Stored records:
▬▬▬
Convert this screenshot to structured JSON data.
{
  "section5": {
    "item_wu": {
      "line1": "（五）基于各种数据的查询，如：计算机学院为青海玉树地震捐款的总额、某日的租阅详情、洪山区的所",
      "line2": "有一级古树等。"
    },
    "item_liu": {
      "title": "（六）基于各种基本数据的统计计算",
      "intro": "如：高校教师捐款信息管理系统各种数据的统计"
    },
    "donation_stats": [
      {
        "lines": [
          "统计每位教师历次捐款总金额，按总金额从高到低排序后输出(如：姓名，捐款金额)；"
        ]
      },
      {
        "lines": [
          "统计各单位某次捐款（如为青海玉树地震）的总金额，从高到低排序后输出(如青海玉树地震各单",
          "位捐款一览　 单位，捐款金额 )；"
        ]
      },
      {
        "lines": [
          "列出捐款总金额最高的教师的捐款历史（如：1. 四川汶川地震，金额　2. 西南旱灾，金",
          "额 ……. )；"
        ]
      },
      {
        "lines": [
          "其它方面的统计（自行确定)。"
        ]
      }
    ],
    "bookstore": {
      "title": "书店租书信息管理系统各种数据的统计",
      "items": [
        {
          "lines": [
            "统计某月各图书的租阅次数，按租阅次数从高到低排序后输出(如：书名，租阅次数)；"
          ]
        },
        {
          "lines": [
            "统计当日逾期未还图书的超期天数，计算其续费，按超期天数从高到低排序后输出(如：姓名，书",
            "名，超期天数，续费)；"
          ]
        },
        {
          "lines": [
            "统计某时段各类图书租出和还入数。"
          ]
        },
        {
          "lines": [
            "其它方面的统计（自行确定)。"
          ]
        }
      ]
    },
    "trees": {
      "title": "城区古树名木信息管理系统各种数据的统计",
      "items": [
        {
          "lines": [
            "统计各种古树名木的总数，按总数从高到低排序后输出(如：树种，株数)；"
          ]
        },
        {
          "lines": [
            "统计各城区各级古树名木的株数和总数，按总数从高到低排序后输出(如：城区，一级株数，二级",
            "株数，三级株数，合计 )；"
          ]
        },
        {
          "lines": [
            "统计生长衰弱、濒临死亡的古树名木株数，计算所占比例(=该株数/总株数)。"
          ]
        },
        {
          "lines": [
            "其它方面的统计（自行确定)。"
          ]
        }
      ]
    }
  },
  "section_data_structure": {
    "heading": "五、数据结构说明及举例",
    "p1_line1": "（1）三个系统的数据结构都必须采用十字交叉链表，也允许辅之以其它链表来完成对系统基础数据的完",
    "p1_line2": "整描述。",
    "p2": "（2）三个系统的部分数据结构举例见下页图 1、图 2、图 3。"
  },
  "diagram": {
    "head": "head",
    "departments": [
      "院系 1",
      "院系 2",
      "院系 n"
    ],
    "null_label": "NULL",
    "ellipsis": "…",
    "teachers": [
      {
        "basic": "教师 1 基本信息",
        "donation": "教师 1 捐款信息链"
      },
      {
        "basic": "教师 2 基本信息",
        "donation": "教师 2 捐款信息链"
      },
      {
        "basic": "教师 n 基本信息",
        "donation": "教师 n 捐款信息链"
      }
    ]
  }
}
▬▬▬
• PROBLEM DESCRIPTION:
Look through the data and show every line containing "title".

• RESULT FOR THIS EXERCISE:
      "title": "（六）基于各种基本数据的统计计算",
      "title": "书店租书信息管理系统各种数据的统计",
      "title": "城区古树名木信息管理系统各种数据的统计",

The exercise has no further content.